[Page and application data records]
++++++++++
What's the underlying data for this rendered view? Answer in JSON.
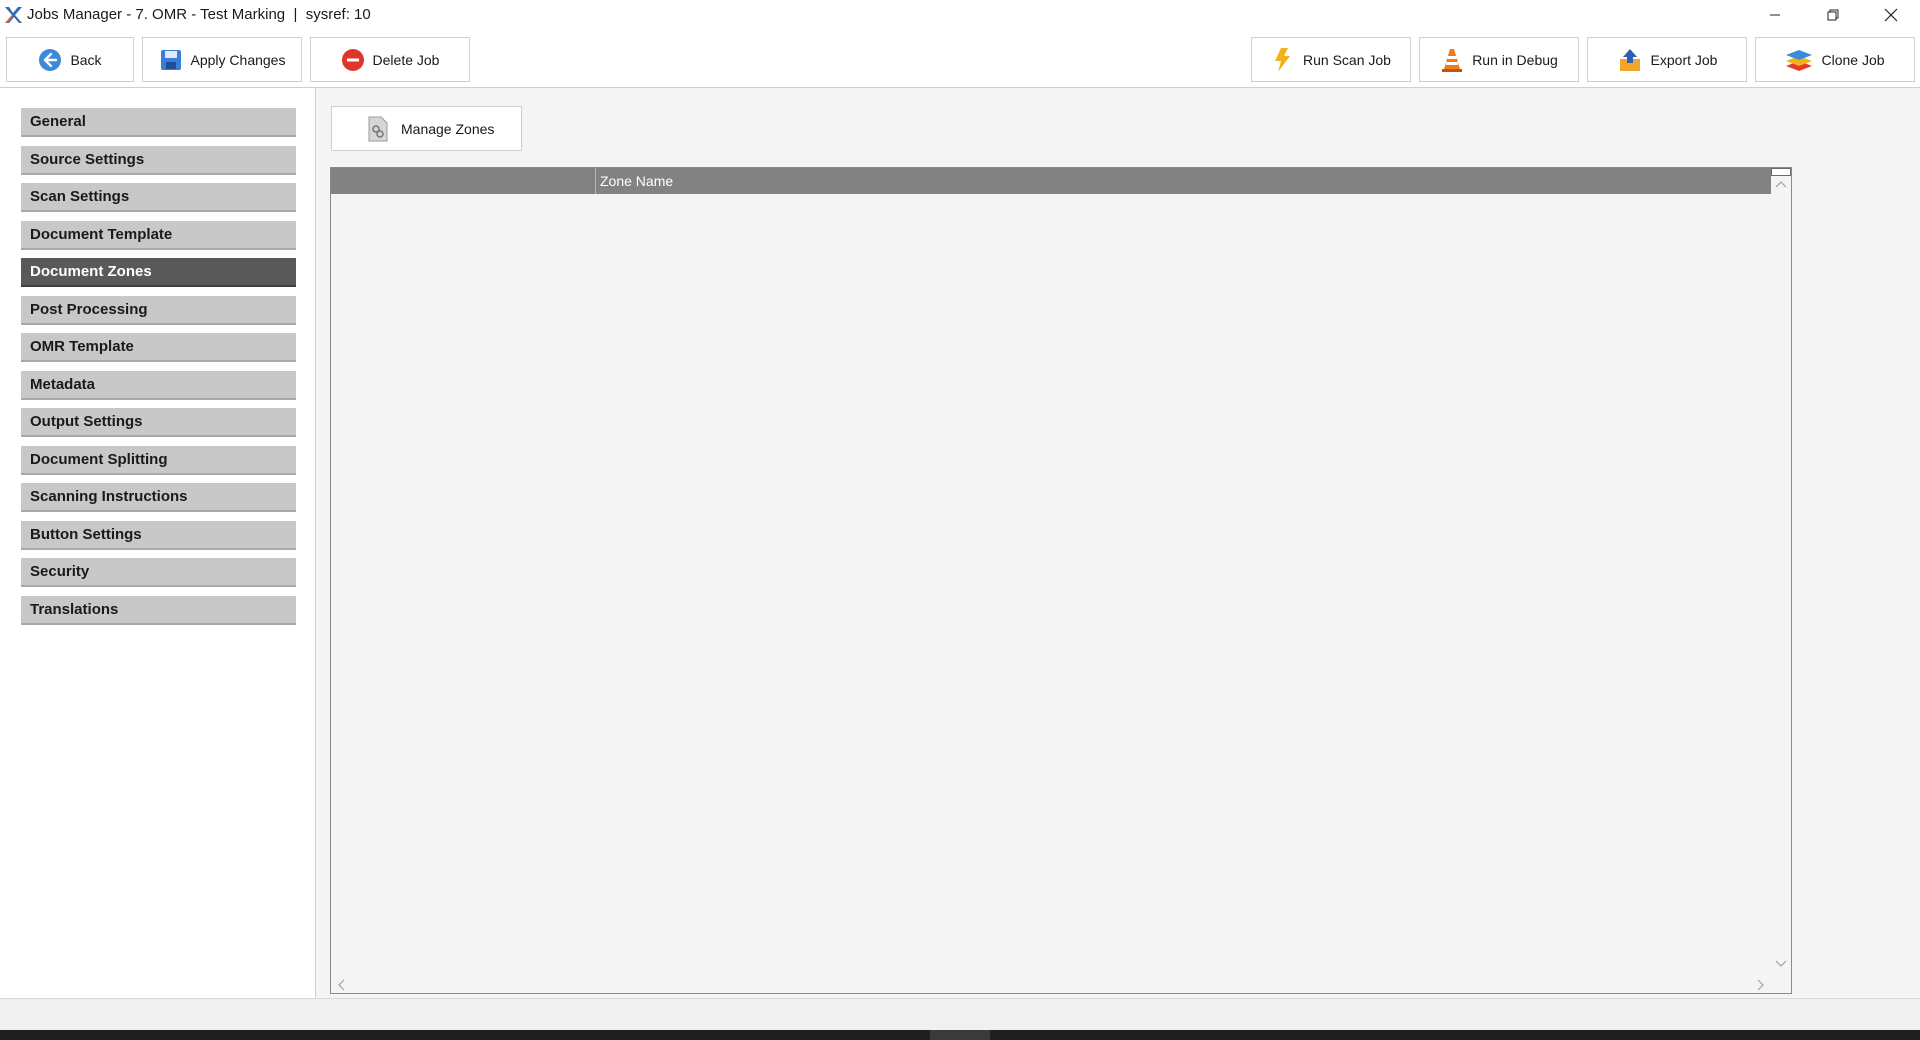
{
  "window": {
    "title": "Jobs Manager - 7. OMR - Test Marking  |  sysref: 10",
    "controls": [
      "minimize-icon",
      "restore-icon",
      "close-icon"
    ]
  },
  "toolbar": {
    "back_label": "Back",
    "apply_label": "Apply Changes",
    "delete_label": "Delete Job",
    "run_scan_label": "Run Scan Job",
    "run_debug_label": "Run in Debug",
    "export_label": "Export Job",
    "clone_label": "Clone Job"
  },
  "sidebar": {
    "items": [
      {
        "label": "General"
      },
      {
        "label": "Source Settings"
      },
      {
        "label": "Scan Settings"
      },
      {
        "label": "Document Template"
      },
      {
        "label": "Document Zones",
        "active": true
      },
      {
        "label": "Post Processing"
      },
      {
        "label": "OMR Template"
      },
      {
        "label": "Metadata"
      },
      {
        "label": "Output Settings"
      },
      {
        "label": "Document Splitting"
      },
      {
        "label": "Scanning Instructions"
      },
      {
        "label": "Button Settings"
      },
      {
        "label": "Security"
      },
      {
        "label": "Translations"
      }
    ]
  },
  "main": {
    "manage_zones_label": "Manage Zones",
    "grid": {
      "columns": [
        "Zone Name"
      ],
      "rows": []
    }
  },
  "colors": {
    "nav_item": "#c8c8c8",
    "nav_active": "#595959",
    "grid_header": "#828282",
    "panel_bg": "#f4f4f4"
  }
}
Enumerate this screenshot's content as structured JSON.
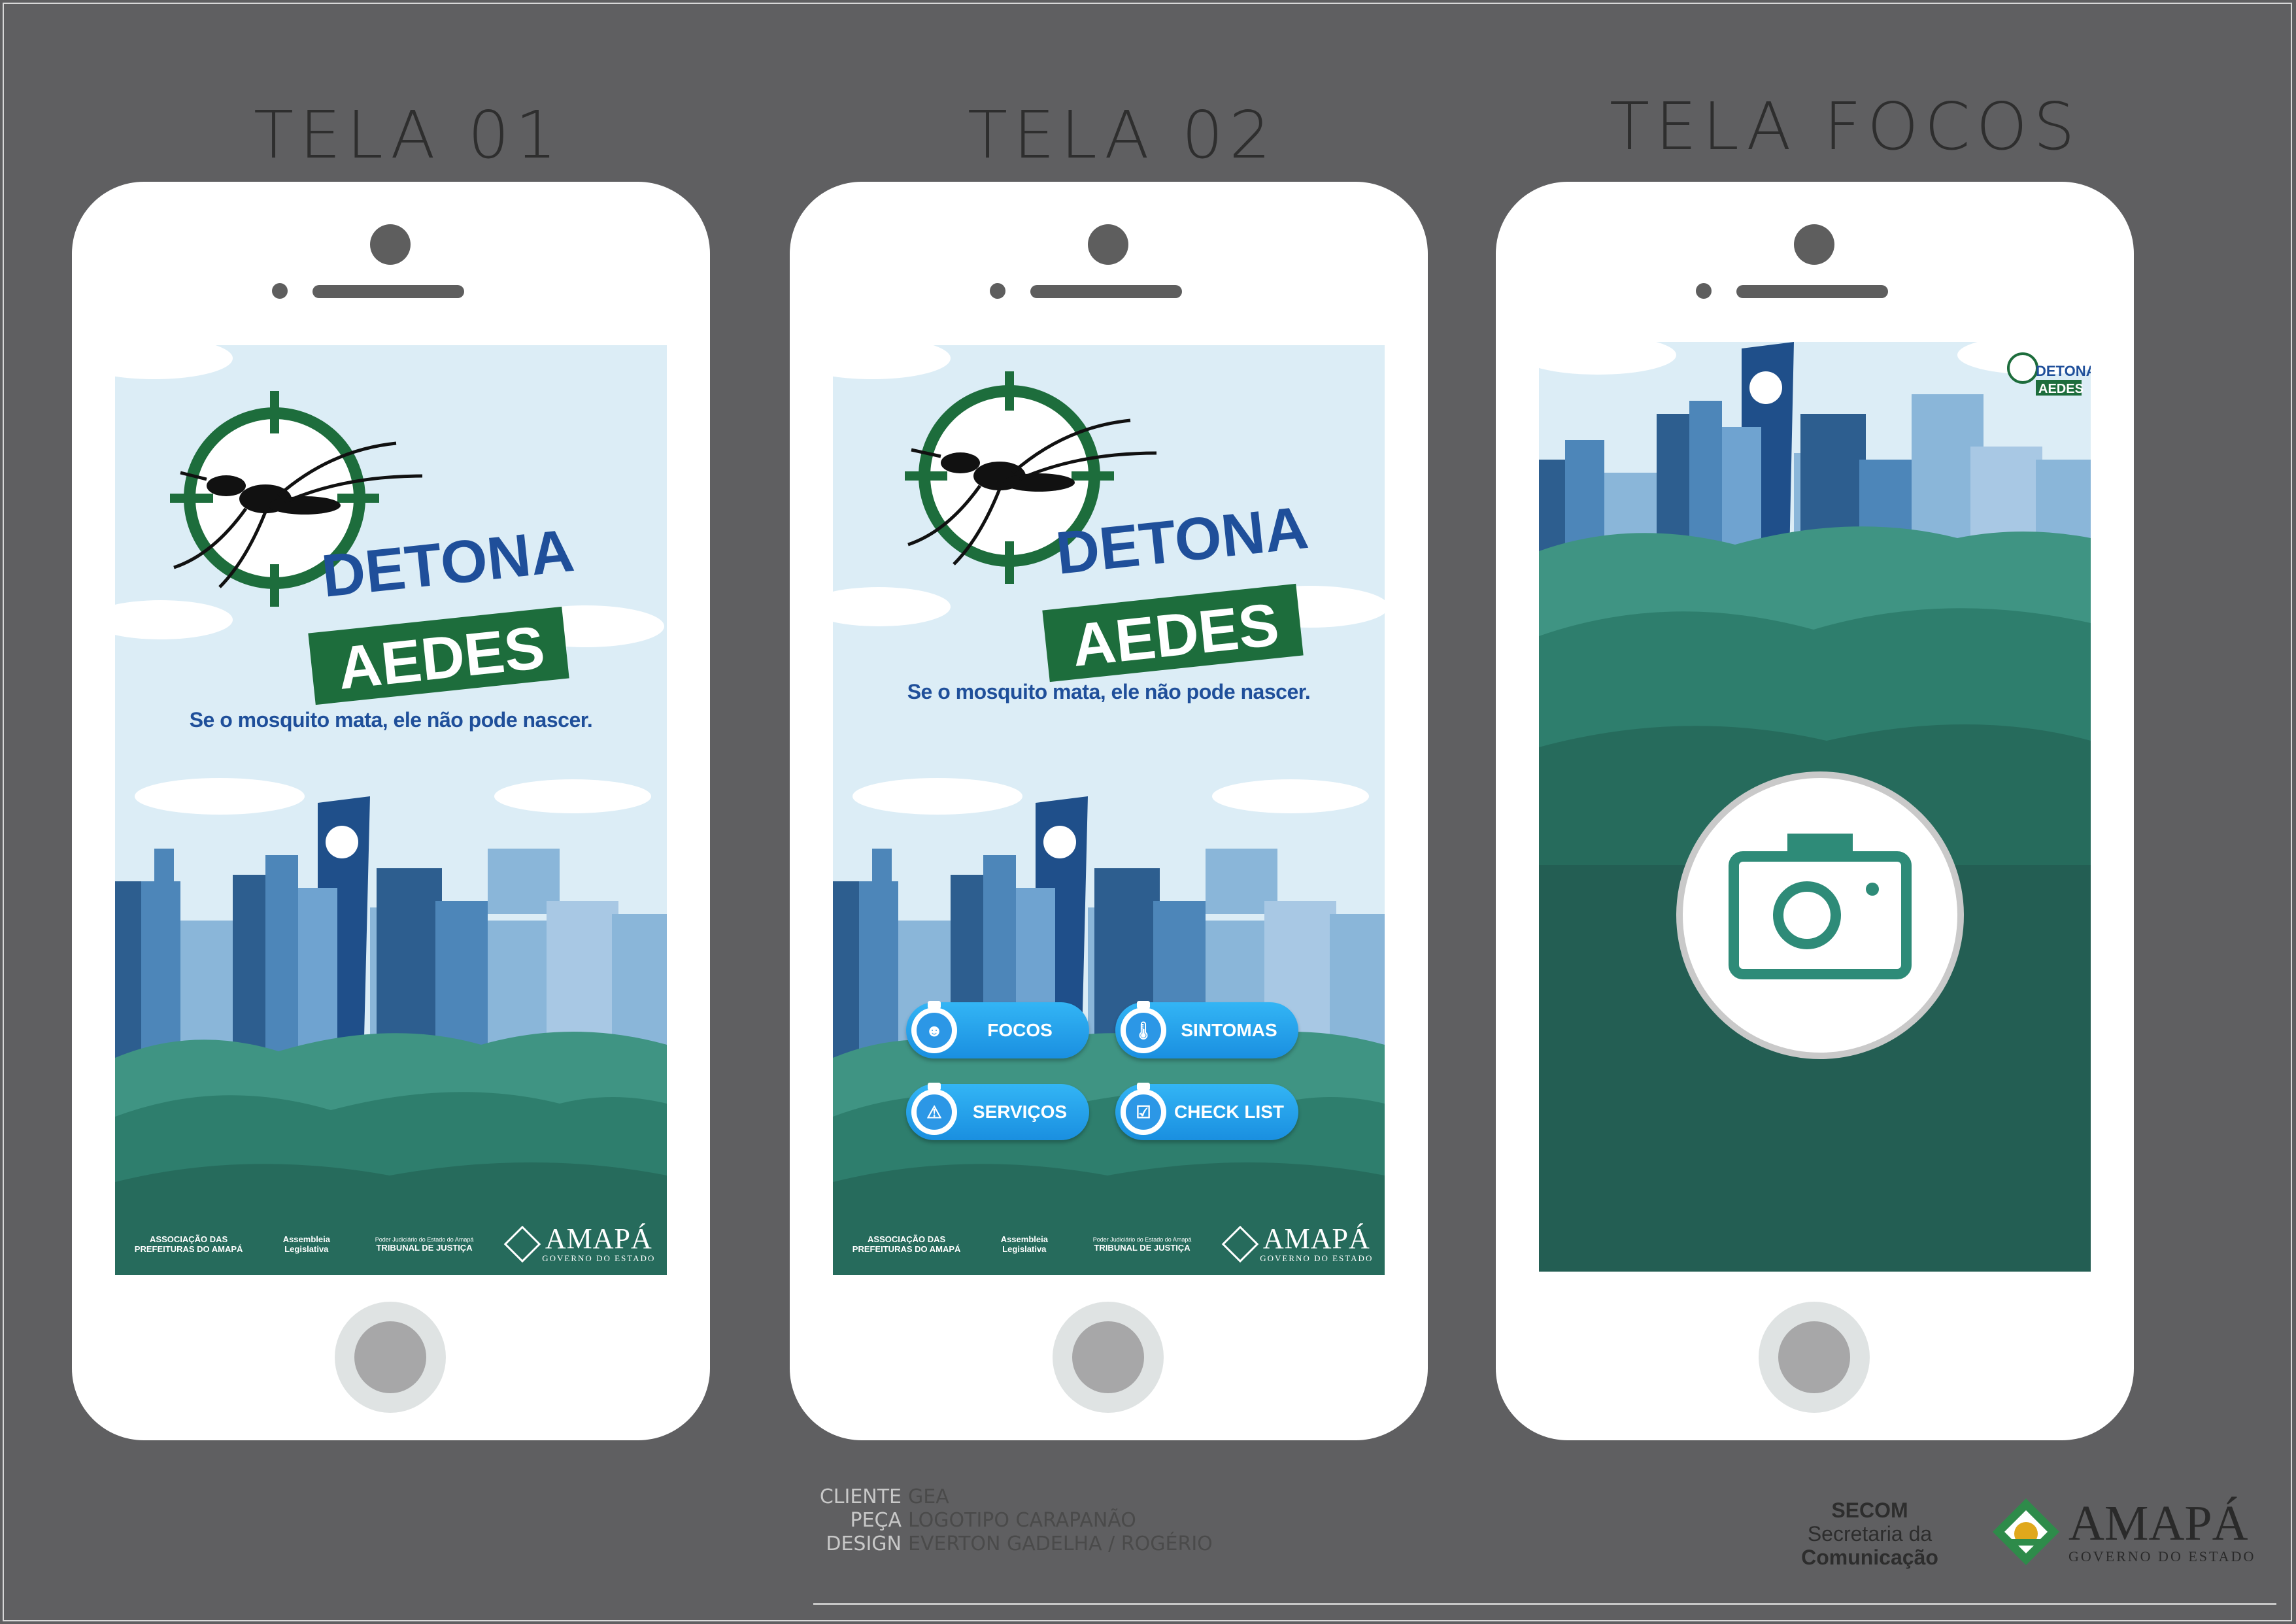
{
  "screens": [
    {
      "title": "TELA 01",
      "tagline": "Se o mosquito mata, ele não pode nascer.",
      "logo_line1": "DETONA",
      "logo_line2": "AEDES"
    },
    {
      "title": "TELA 02",
      "tagline": "Se o mosquito mata, ele não pode nascer.",
      "logo_line1": "DETONA",
      "logo_line2": "AEDES",
      "menu": [
        {
          "label": "FOCOS",
          "icon": "people-icon"
        },
        {
          "label": "SINTOMAS",
          "icon": "thermometer-icon"
        },
        {
          "label": "SERVIÇOS",
          "icon": "warning-icon"
        },
        {
          "label": "CHECK LIST",
          "icon": "checkbox-icon"
        }
      ]
    },
    {
      "title": "TELA FOCOS",
      "logo_line1": "DETONA",
      "logo_line2": "AEDES",
      "camera_icon": "camera-icon"
    }
  ],
  "footer_logos": {
    "assoc": "ASSOCIAÇÃO DAS PREFEITURAS DO AMAPÁ",
    "assembleia": "Assembleia Legislativa",
    "tribunal_small": "Poder Judiciário do Estado do Amapá",
    "tribunal": "TRIBUNAL DE JUSTIÇA",
    "amapa": "AMAPÁ",
    "governo": "GOVERNO DO ESTADO"
  },
  "credits": [
    {
      "key": "CLIENTE",
      "value": "GEA"
    },
    {
      "key": "PEÇA",
      "value": "LOGOTIPO CARAPANÃO"
    },
    {
      "key": "DESIGN",
      "value": "EVERTON GADELHA / ROGÉRIO"
    }
  ],
  "secom": {
    "line1": "SECOM",
    "line2": "Secretaria da",
    "line3": "Comunicação"
  },
  "gov_logo": {
    "word": "AMAPÁ",
    "sub": "GOVERNO DO ESTADO"
  },
  "colors": {
    "background": "#5f5f61",
    "sky": "#dcedf6",
    "forest": "#2e7e6d",
    "navy": "#1f4f9a",
    "green": "#1d6d3c",
    "button": "#1a8fe0"
  }
}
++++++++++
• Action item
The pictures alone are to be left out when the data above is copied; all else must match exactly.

• Answer box
What's the underlying data for this rendered view? Answer in JSON.
{
  "window": {
    "title": "Jobs Manager - 7. OMR - Test Marking  |  sysref: 10",
    "controls": [
      "minimize-icon",
      "restore-icon",
      "close-icon"
    ]
  },
  "toolbar": {
    "back_label": "Back",
    "apply_label": "Apply Changes",
    "delete_label": "Delete Job",
    "run_scan_label": "Run Scan Job",
    "run_debug_label": "Run in Debug",
    "export_label": "Export Job",
    "clone_label": "Clone Job"
  },
  "sidebar": {
    "items": [
      {
        "label": "General"
      },
      {
        "label": "Source Settings"
      },
      {
        "label": "Scan Settings"
      },
      {
        "label": "Document Template"
      },
      {
        "label": "Document Zones",
        "active": true
      },
      {
        "label": "Post Processing"
      },
      {
        "label": "OMR Template"
      },
      {
        "label": "Metadata"
      },
      {
        "label": "Output Settings"
      },
      {
        "label": "Document Splitting"
      },
      {
        "label": "Scanning Instructions"
      },
      {
        "label": "Button Settings"
      },
      {
        "label": "Security"
      },
      {
        "label": "Translations"
      }
    ]
  },
  "main": {
    "manage_zones_label": "Manage Zones",
    "grid": {
      "columns": [
        "Zone Name"
      ],
      "rows": []
    }
  },
  "colors": {
    "nav_item": "#c8c8c8",
    "nav_active": "#595959",
    "grid_header": "#828282",
    "panel_bg": "#f4f4f4"
  }
}
Enumerate this screenshot's content as structured JSON.
{
  "screens": [
    {
      "title": "TELA 01",
      "tagline": "Se o mosquito mata, ele não pode nascer.",
      "logo_line1": "DETONA",
      "logo_line2": "AEDES"
    },
    {
      "title": "TELA 02",
      "tagline": "Se o mosquito mata, ele não pode nascer.",
      "logo_line1": "DETONA",
      "logo_line2": "AEDES",
      "menu": [
        {
          "label": "FOCOS",
          "icon": "people-icon"
        },
        {
          "label": "SINTOMAS",
          "icon": "thermometer-icon"
        },
        {
          "label": "SERVIÇOS",
          "icon": "warning-icon"
        },
        {
          "label": "CHECK LIST",
          "icon": "checkbox-icon"
        }
      ]
    },
    {
      "title": "TELA FOCOS",
      "logo_line1": "DETONA",
      "logo_line2": "AEDES",
      "camera_icon": "camera-icon"
    }
  ],
  "footer_logos": {
    "assoc": "ASSOCIAÇÃO DAS PREFEITURAS DO AMAPÁ",
    "assembleia": "Assembleia Legislativa",
    "tribunal_small": "Poder Judiciário do Estado do Amapá",
    "tribunal": "TRIBUNAL DE JUSTIÇA",
    "amapa": "AMAPÁ",
    "governo": "GOVERNO DO ESTADO"
  },
  "credits": [
    {
      "key": "CLIENTE",
      "value": "GEA"
    },
    {
      "key": "PEÇA",
      "value": "LOGOTIPO CARAPANÃO"
    },
    {
      "key": "DESIGN",
      "value": "EVERTON GADELHA / ROGÉRIO"
    }
  ],
  "secom": {
    "line1": "SECOM",
    "line2": "Secretaria da",
    "line3": "Comunicação"
  },
  "gov_logo": {
    "word": "AMAPÁ",
    "sub": "GOVERNO DO ESTADO"
  },
  "colors": {
    "background": "#5f5f61",
    "sky": "#dcedf6",
    "forest": "#2e7e6d",
    "navy": "#1f4f9a",
    "green": "#1d6d3c",
    "button": "#1a8fe0"
  }
}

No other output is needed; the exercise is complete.